implies that 1 − xf is not invertible for any non-zero f ∈ A[x]. So the Jacobson
radical of A[x] is zero according to the last problem, which is a contradiction.
5. Let φα : R → C be the homomorphism given by the rule p(x1 , . . . , xn ) 7→
p(α1 , . . . , αn ). This is clearly surjective, and hence its kernel is a maximal ideal. It
will be enough to show that mα = Ker(φα ). Since xi − αi ∈ Ker(φα ) we get that
mα ⊆ Ker(φα ). On the other hand let p(x1 , . . . , xn ) ∈ Ker(φα ). Write p(x1 , . . . , xn )
as a polynomial in x1 − α1 , . . . , xn − αn :
X
p(x1 , . . . , xn ) =
ce1 e2 ···en (x1 − a1 )e1 · · · (xn − αn )en (ce1 e2 ···en ∈ C).
e1 ,e2 ,...,en ∈N
The constant term of this expansion vanishes by assumption. Therefore every term
is an element of mα , and hence mα ⊆ Ker(φα ).
In order to show that J(R) = 0 it will be enough to note that it follows immediately from the previous problem, as R is an integral domain.
6. Let a ∈ J(R) and let x ∈ R be arbitrary. Assume that 1 − ax is not a unit.
Then the ideal (1 − ax) / R is proper, so there is a maximal ideal m / R which

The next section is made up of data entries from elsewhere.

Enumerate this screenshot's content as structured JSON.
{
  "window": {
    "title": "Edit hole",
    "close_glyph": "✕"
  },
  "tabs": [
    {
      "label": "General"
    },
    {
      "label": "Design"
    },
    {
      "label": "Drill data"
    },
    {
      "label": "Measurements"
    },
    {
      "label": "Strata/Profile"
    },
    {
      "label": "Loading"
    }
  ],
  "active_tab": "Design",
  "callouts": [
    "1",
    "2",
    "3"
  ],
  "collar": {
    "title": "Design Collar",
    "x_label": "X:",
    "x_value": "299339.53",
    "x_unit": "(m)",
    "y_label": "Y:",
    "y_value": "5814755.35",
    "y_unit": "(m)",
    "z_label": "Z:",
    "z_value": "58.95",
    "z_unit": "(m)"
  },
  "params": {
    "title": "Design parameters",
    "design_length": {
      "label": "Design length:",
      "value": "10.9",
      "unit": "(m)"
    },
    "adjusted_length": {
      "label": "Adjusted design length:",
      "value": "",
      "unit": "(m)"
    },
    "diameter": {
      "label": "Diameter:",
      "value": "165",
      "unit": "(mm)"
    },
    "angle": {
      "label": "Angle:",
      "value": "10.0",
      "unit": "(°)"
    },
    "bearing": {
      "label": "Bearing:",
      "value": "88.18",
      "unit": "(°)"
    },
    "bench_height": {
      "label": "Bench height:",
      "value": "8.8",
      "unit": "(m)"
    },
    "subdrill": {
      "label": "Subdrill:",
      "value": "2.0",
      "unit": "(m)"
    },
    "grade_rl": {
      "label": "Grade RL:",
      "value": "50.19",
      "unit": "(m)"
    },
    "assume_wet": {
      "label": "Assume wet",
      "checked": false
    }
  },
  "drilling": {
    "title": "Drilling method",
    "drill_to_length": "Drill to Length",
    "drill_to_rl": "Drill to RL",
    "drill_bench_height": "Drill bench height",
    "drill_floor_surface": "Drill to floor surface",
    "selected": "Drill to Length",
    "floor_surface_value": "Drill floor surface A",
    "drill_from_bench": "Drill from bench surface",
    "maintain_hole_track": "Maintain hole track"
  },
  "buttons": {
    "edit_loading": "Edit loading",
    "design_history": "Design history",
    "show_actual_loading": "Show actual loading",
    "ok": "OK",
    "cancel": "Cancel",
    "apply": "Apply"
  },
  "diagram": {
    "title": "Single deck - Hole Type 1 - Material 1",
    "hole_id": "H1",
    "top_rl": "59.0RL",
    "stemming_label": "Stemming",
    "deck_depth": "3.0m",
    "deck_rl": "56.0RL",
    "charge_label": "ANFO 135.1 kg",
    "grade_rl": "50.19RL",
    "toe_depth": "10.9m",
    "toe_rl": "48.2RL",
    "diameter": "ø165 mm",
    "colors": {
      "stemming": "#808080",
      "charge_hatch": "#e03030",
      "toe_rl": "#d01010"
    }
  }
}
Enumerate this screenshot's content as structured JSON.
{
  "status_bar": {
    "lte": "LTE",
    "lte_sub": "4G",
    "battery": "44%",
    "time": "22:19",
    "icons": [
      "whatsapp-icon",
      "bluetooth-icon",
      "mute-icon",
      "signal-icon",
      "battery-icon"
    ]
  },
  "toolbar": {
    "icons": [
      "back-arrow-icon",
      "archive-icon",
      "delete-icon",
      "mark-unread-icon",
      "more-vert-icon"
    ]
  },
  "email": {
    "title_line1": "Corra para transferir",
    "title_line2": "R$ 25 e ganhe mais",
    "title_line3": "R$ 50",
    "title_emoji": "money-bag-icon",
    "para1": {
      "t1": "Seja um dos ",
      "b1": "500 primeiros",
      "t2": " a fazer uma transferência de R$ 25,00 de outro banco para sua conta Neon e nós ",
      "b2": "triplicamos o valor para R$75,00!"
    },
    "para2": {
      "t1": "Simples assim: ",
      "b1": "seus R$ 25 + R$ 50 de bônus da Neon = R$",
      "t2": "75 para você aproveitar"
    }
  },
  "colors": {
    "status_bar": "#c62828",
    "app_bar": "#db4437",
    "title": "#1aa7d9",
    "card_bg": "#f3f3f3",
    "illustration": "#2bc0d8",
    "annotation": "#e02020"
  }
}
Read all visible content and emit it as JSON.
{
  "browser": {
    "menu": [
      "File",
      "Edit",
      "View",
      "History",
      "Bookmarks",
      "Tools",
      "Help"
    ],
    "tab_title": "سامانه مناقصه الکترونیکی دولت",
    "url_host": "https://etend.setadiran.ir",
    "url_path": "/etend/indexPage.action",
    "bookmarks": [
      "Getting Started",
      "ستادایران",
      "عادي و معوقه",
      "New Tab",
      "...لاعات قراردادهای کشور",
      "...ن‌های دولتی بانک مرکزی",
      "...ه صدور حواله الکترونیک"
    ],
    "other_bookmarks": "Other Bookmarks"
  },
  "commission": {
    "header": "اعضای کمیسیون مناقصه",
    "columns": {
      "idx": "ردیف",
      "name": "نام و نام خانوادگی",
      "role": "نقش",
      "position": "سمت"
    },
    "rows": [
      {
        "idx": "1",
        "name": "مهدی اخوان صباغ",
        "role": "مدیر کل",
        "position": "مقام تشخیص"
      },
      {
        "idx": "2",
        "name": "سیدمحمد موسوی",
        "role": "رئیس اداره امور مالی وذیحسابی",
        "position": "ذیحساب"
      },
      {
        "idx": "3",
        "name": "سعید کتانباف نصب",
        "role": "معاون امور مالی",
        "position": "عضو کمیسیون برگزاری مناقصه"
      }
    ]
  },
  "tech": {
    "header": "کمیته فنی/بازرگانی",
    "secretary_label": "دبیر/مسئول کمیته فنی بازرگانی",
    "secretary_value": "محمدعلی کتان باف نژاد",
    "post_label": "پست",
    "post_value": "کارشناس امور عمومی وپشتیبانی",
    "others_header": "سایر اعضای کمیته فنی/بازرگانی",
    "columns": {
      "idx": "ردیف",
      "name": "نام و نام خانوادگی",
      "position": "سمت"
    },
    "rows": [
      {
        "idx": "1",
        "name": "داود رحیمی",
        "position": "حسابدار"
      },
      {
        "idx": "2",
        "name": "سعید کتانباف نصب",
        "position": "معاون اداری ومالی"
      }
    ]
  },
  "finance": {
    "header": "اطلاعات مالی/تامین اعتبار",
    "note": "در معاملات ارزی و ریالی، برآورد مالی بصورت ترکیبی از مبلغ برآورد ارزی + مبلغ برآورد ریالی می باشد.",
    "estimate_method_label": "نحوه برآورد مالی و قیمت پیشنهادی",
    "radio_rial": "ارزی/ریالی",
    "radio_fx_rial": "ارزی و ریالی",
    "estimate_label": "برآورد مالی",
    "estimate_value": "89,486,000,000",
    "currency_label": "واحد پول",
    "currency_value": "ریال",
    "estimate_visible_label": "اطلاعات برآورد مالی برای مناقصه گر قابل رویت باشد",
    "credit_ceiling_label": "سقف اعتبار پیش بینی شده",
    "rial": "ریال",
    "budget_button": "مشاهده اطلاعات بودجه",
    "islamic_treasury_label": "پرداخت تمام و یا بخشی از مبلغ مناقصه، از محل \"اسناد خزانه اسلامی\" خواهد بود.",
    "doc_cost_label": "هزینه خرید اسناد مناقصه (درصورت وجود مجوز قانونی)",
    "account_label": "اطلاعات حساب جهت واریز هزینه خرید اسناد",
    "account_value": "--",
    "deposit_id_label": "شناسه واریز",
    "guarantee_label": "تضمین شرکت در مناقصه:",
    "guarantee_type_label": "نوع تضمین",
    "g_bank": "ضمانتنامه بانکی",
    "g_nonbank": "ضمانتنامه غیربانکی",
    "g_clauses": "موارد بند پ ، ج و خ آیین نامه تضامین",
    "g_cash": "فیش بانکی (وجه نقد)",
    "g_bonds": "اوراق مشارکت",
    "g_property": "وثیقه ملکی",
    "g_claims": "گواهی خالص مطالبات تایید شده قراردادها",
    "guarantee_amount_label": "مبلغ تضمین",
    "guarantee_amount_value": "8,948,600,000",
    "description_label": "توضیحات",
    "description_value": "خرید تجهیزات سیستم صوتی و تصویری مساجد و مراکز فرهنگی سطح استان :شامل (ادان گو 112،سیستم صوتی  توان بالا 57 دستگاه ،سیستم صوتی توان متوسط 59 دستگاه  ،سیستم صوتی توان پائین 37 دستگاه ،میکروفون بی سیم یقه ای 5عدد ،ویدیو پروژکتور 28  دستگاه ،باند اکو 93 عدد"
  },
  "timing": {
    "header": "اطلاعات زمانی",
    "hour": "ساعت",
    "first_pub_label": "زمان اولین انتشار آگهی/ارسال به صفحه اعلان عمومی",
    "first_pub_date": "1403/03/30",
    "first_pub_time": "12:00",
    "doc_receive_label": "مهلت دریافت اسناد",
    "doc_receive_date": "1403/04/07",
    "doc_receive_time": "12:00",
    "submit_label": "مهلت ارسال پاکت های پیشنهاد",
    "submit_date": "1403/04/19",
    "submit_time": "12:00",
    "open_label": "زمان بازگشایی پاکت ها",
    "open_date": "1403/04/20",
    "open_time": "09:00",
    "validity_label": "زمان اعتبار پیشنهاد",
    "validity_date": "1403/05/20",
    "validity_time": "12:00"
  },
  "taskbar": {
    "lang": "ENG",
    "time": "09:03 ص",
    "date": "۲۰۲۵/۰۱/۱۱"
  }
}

SOLUTIONS TO THE FIRST PROBLEM SHEET FOR COMMUTATIVE ALGEBRA M4P55 3
contains it. By the definition of J(R) we have a ∈ m. Therefore ax ∈ m and hence
1 = (1 − ax) + ax ∈ m, too. But this is a contradiction.
On the other hand let a ∈ R be such that 1 − ax is a unit for every x ∈ R.
Assume that a 6∈ J(R). Then there is a maximal ideal m / R such that a 6∈ m by the
definition of the Jacobson radical. In this case the ideal (a) + m is strictly larger
than m, and hence it is R, since m is maximal. Therefore 1 = ax + m for some
x ∈ R and m ∈ m. So 1 − ax = m ∈ m, which means that 1 − ax is not invertible,